“Insulation debris is more problematic because of the small size,” Step said. “Producers are unlikely to rid their pastures of every bit of insulation. If animals exhibit signs of insulation-related problems, producers should contact their local veterinarians immediately.”
Treatment of cattle suffering from insulation problems is symptomatic.
“Your local veterinarian will treat on a case-by-case basis,” Step said. “This might mean employing a treatment with laxatives, mineral oil, fluid therapy or, in certain cases, surgery.”
Nails and other sharp metal objects of various sizes also create a significant hazard to the feet and legs of animals.
“It’s very common for these objects to cause puncture wounds and cuts in the feet and legs of livestock,” Freking said.
Often these metal objects have been carried by wind or washed into water holes, ponds or other areas accessible to livestock and are a potential source of injury.

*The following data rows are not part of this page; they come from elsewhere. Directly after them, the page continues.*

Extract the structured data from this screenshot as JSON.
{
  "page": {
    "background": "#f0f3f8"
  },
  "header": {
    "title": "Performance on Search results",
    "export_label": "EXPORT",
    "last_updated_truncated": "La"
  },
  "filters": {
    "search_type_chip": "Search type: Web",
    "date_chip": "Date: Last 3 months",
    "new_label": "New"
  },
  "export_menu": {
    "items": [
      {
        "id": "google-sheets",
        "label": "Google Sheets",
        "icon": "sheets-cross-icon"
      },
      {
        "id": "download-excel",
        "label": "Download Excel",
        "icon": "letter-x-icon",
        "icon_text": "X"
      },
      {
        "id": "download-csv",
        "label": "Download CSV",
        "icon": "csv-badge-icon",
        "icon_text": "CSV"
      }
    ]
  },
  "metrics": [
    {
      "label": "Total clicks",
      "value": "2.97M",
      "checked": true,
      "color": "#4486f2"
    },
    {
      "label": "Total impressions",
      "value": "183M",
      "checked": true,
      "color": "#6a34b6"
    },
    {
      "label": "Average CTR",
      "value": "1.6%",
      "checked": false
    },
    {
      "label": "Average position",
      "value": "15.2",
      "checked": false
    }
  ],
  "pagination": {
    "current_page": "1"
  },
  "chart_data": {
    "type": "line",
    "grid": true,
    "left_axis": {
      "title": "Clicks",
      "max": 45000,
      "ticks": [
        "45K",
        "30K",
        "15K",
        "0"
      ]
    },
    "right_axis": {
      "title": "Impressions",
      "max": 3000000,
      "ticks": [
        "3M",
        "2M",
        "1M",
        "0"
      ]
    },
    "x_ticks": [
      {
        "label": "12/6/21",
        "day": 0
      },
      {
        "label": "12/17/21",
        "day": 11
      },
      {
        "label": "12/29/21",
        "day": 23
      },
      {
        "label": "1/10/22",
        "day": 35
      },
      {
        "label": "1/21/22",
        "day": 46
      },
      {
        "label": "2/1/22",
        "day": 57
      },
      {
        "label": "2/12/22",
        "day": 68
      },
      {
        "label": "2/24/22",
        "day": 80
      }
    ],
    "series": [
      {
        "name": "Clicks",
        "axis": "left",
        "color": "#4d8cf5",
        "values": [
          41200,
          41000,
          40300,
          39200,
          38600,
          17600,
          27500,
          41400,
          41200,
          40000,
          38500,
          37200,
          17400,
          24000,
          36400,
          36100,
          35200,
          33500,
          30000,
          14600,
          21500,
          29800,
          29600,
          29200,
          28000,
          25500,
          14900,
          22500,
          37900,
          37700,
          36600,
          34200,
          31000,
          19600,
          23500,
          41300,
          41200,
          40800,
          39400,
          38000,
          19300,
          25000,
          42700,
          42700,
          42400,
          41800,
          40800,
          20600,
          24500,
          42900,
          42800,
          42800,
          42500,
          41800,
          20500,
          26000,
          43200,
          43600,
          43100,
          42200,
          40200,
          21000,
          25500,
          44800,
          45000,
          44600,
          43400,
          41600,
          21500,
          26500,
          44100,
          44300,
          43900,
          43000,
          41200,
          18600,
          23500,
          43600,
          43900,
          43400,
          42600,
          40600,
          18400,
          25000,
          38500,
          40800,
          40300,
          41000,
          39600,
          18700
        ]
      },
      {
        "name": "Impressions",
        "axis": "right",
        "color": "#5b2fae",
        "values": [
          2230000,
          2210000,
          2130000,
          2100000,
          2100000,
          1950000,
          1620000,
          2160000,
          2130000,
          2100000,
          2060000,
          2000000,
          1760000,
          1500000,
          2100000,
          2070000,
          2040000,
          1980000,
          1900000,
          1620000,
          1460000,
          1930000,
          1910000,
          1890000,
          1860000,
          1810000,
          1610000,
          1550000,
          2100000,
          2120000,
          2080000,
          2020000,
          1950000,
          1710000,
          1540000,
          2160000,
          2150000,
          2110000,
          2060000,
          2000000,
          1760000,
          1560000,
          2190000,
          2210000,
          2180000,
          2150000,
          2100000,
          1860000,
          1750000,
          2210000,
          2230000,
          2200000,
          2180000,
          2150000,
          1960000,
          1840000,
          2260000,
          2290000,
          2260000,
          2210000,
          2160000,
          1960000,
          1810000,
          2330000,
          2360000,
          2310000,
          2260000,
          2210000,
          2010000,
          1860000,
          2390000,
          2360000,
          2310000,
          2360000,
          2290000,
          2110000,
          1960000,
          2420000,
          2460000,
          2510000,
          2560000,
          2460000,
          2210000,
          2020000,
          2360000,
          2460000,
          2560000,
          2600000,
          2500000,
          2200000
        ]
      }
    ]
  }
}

“It’s prudent for livestock owners to keep this in mind when they have animals showing lameness,” Freking said. “If an animal is lame for more than one or two days and the lameness continues to worsen, it should be examined by a veterinarian.”
Additional information on after-the-storm practices is available online through the OSU Division of Agricultural Sciences and Natural Resources at http://dasnr.okstate.edu/tornado. A video of Glenn Selk, OSU Cooperative Extension emeritus animal scientist, speaking on storm-related cattle management also is available online via the site, as part of his weekly Cow-Calf Corner segment.